● RECORDS TO PROCESS
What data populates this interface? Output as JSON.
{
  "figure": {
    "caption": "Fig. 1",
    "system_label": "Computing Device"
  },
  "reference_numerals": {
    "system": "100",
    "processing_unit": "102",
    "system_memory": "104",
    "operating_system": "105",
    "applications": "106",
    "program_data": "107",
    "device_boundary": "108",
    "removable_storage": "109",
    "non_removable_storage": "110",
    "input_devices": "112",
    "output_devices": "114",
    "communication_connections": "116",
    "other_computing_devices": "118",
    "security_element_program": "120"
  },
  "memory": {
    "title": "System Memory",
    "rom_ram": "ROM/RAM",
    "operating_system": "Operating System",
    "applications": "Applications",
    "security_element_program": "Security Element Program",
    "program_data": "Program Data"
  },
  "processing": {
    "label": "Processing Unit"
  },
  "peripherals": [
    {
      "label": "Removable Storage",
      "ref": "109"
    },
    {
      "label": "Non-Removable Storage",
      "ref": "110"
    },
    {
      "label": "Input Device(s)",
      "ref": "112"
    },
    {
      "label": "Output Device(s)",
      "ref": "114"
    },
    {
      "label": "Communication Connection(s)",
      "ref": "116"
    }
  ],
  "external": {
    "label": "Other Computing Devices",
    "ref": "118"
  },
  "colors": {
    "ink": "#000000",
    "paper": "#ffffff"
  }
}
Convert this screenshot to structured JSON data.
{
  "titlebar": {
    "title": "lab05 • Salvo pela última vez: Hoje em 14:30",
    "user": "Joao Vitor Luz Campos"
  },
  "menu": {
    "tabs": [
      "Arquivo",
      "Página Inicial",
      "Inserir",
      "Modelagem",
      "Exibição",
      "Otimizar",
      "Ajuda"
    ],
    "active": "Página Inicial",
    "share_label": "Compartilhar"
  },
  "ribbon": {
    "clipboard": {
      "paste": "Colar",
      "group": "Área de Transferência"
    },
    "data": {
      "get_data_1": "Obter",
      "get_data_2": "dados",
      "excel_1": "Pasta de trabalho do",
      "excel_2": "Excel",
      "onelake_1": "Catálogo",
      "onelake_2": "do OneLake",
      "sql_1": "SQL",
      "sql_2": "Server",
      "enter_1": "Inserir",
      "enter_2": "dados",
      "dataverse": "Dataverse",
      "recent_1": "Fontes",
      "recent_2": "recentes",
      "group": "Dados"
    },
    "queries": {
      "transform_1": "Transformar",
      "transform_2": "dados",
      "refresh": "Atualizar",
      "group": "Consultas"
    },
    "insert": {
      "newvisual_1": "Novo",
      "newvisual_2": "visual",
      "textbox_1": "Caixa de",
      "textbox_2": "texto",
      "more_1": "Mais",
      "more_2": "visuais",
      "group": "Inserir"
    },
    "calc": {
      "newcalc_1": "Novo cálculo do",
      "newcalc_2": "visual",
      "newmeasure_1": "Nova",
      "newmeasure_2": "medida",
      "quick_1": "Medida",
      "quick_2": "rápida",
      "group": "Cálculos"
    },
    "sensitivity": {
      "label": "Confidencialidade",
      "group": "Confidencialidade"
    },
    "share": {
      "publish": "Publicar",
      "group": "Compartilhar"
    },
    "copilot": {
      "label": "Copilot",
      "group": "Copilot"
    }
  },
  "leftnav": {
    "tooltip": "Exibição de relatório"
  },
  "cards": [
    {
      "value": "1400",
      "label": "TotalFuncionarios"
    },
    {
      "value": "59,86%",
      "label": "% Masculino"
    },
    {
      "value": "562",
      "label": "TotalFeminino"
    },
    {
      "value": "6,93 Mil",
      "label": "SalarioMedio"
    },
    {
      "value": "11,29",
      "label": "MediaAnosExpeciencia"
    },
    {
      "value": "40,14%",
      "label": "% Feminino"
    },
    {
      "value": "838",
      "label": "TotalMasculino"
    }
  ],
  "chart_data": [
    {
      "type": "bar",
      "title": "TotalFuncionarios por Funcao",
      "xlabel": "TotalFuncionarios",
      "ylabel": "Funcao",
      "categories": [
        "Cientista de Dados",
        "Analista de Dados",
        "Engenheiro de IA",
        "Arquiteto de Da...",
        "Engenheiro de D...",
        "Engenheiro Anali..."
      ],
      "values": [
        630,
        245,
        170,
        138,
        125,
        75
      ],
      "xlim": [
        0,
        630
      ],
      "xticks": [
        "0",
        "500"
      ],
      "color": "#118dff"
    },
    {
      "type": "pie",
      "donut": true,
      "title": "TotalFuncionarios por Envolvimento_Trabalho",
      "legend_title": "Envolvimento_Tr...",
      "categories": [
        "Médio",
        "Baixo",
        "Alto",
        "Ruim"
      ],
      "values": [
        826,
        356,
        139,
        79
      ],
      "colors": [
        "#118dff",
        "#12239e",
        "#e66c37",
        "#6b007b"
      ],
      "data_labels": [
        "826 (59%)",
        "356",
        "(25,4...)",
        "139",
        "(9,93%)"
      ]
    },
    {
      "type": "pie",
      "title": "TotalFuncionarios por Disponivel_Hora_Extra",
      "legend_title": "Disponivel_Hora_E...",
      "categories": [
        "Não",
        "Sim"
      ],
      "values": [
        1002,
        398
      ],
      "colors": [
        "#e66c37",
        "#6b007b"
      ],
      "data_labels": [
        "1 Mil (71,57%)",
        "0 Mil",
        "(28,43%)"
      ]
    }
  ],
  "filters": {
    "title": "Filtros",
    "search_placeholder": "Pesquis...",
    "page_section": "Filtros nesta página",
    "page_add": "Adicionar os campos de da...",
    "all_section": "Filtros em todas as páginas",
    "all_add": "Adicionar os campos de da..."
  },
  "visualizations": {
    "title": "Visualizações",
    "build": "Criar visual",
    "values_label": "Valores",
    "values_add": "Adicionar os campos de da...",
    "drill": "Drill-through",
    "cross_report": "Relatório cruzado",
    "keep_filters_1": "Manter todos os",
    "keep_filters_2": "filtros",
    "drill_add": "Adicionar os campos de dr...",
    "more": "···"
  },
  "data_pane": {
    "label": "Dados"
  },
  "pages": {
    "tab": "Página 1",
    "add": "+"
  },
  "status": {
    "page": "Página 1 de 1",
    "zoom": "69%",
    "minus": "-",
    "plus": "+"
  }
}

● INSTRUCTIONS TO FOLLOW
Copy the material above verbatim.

● TASK RESPONSE
What data populates this interface? Output as JSON.
{
  "figure": {
    "caption": "Fig. 1",
    "system_label": "Computing Device"
  },
  "reference_numerals": {
    "system": "100",
    "processing_unit": "102",
    "system_memory": "104",
    "operating_system": "105",
    "applications": "106",
    "program_data": "107",
    "device_boundary": "108",
    "removable_storage": "109",
    "non_removable_storage": "110",
    "input_devices": "112",
    "output_devices": "114",
    "communication_connections": "116",
    "other_computing_devices": "118",
    "security_element_program": "120"
  },
  "memory": {
    "title": "System Memory",
    "rom_ram": "ROM/RAM",
    "operating_system": "Operating System",
    "applications": "Applications",
    "security_element_program": "Security Element Program",
    "program_data": "Program Data"
  },
  "processing": {
    "label": "Processing Unit"
  },
  "peripherals": [
    {
      "label": "Removable Storage",
      "ref": "109"
    },
    {
      "label": "Non-Removable Storage",
      "ref": "110"
    },
    {
      "label": "Input Device(s)",
      "ref": "112"
    },
    {
      "label": "Output Device(s)",
      "ref": "114"
    },
    {
      "label": "Communication Connection(s)",
      "ref": "116"
    }
  ],
  "external": {
    "label": "Other Computing Devices",
    "ref": "118"
  },
  "colors": {
    "ink": "#000000",
    "paper": "#ffffff"
  }
}
Convert this screenshot to structured JSON data.
{
  "titlebar": {
    "title": "lab05 • Salvo pela última vez: Hoje em 14:30",
    "user": "Joao Vitor Luz Campos"
  },
  "menu": {
    "tabs": [
      "Arquivo",
      "Página Inicial",
      "Inserir",
      "Modelagem",
      "Exibição",
      "Otimizar",
      "Ajuda"
    ],
    "active": "Página Inicial",
    "share_label": "Compartilhar"
  },
  "ribbon": {
    "clipboard": {
      "paste": "Colar",
      "group": "Área de Transferência"
    },
    "data": {
      "get_data_1": "Obter",
      "get_data_2": "dados",
      "excel_1": "Pasta de trabalho do",
      "excel_2": "Excel",
      "onelake_1": "Catálogo",
      "onelake_2": "do OneLake",
      "sql_1": "SQL",
      "sql_2": "Server",
      "enter_1": "Inserir",
      "enter_2": "dados",
      "dataverse": "Dataverse",
      "recent_1": "Fontes",
      "recent_2": "recentes",
      "group": "Dados"
    },
    "queries": {
      "transform_1": "Transformar",
      "transform_2": "dados",
      "refresh": "Atualizar",
      "group": "Consultas"
    },
    "insert": {
      "newvisual_1": "Novo",
      "newvisual_2": "visual",
      "textbox_1": "Caixa de",
      "textbox_2": "texto",
      "more_1": "Mais",
      "more_2": "visuais",
      "group": "Inserir"
    },
    "calc": {
      "newcalc_1": "Novo cálculo do",
      "newcalc_2": "visual",
      "newmeasure_1": "Nova",
      "newmeasure_2": "medida",
      "quick_1": "Medida",
      "quick_2": "rápida",
      "group": "Cálculos"
    },
    "sensitivity": {
      "label": "Confidencialidade",
      "group": "Confidencialidade"
    },
    "share": {
      "publish": "Publicar",
      "group": "Compartilhar"
    },
    "copilot": {
      "label": "Copilot",
      "group": "Copilot"
    }
  },
  "leftnav": {
    "tooltip": "Exibição de relatório"
  },
  "cards": [
    {
      "value": "1400",
      "label": "TotalFuncionarios"
    },
    {
      "value": "59,86%",
      "label": "% Masculino"
    },
    {
      "value": "562",
      "label": "TotalFeminino"
    },
    {
      "value": "6,93 Mil",
      "label": "SalarioMedio"
    },
    {
      "value": "11,29",
      "label": "MediaAnosExpeciencia"
    },
    {
      "value": "40,14%",
      "label": "% Feminino"
    },
    {
      "value": "838",
      "label": "TotalMasculino"
    }
  ],
  "chart_data": [
    {
      "type": "bar",
      "title": "TotalFuncionarios por Funcao",
      "xlabel": "TotalFuncionarios",
      "ylabel": "Funcao",
      "categories": [
        "Cientista de Dados",
        "Analista de Dados",
        "Engenheiro de IA",
        "Arquiteto de Da...",
        "Engenheiro de D...",
        "Engenheiro Anali..."
      ],
      "values": [
        630,
        245,
        170,
        138,
        125,
        75
      ],
      "xlim": [
        0,
        630
      ],
      "xticks": [
        "0",
        "500"
      ],
      "color": "#118dff"
    },
    {
      "type": "pie",
      "donut": true,
      "title": "TotalFuncionarios por Envolvimento_Trabalho",
      "legend_title": "Envolvimento_Tr...",
      "categories": [
        "Médio",
        "Baixo",
        "Alto",
        "Ruim"
      ],
      "values": [
        826,
        356,
        139,
        79
      ],
      "colors": [
        "#118dff",
        "#12239e",
        "#e66c37",
        "#6b007b"
      ],
      "data_labels": [
        "826 (59%)",
        "356",
        "(25,4...)",
        "139",
        "(9,93%)"
      ]
    },
    {
      "type": "pie",
      "title": "TotalFuncionarios por Disponivel_Hora_Extra",
      "legend_title": "Disponivel_Hora_E...",
      "categories": [
        "Não",
        "Sim"
      ],
      "values": [
        1002,
        398
      ],
      "colors": [
        "#e66c37",
        "#6b007b"
      ],
      "data_labels": [
        "1 Mil (71,57%)",
        "0 Mil",
        "(28,43%)"
      ]
    }
  ],
  "filters": {
    "title": "Filtros",
    "search_placeholder": "Pesquis...",
    "page_section": "Filtros nesta página",
    "page_add": "Adicionar os campos de da...",
    "all_section": "Filtros em todas as páginas",
    "all_add": "Adicionar os campos de da..."
  },
  "visualizations": {
    "title": "Visualizações",
    "build": "Criar visual",
    "values_label": "Valores",
    "values_add": "Adicionar os campos de da...",
    "drill": "Drill-through",
    "cross_report": "Relatório cruzado",
    "keep_filters_1": "Manter todos os",
    "keep_filters_2": "filtros",
    "drill_add": "Adicionar os campos de dr...",
    "more": "···"
  },
  "data_pane": {
    "label": "Dados"
  },
  "pages": {
    "tab": "Página 1",
    "add": "+"
  },
  "status": {
    "page": "Página 1 de 1",
    "zoom": "69%",
    "minus": "-",
    "plus": "+"
  }
}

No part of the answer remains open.